> **Task objective**:
Please print the full listing below exactly, but not the pictures in it.

------------------------------------------------------------------------

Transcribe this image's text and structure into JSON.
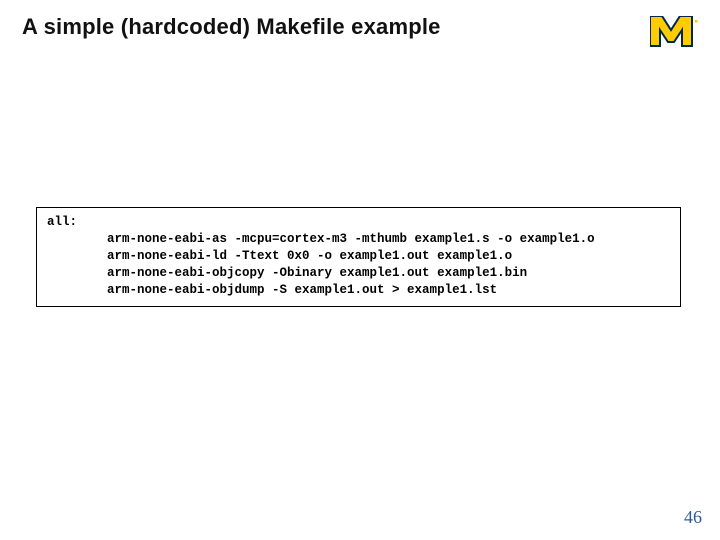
{
  "title": "A simple (hardcoded) Makefile example",
  "logo_color_maize": "#ffcb05",
  "logo_color_blue": "#00274c",
  "code": "all:\n        arm-none-eabi-as -mcpu=cortex-m3 -mthumb example1.s -o example1.o\n        arm-none-eabi-ld -Ttext 0x0 -o example1.out example1.o\n        arm-none-eabi-objcopy -Obinary example1.out example1.bin\n        arm-none-eabi-objdump -S example1.out > example1.lst",
  "page_number": "46"
}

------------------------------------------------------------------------

> **Answer for this exercise**:
Transcribe this image's text and structure into JSON.
{
  "title": "A simple (hardcoded) Makefile example",
  "logo_color_maize": "#ffcb05",
  "logo_color_blue": "#00274c",
  "code": "all:\n        arm-none-eabi-as -mcpu=cortex-m3 -mthumb example1.s -o example1.o\n        arm-none-eabi-ld -Ttext 0x0 -o example1.out example1.o\n        arm-none-eabi-objcopy -Obinary example1.out example1.bin\n        arm-none-eabi-objdump -S example1.out > example1.lst",
  "page_number": "46"
}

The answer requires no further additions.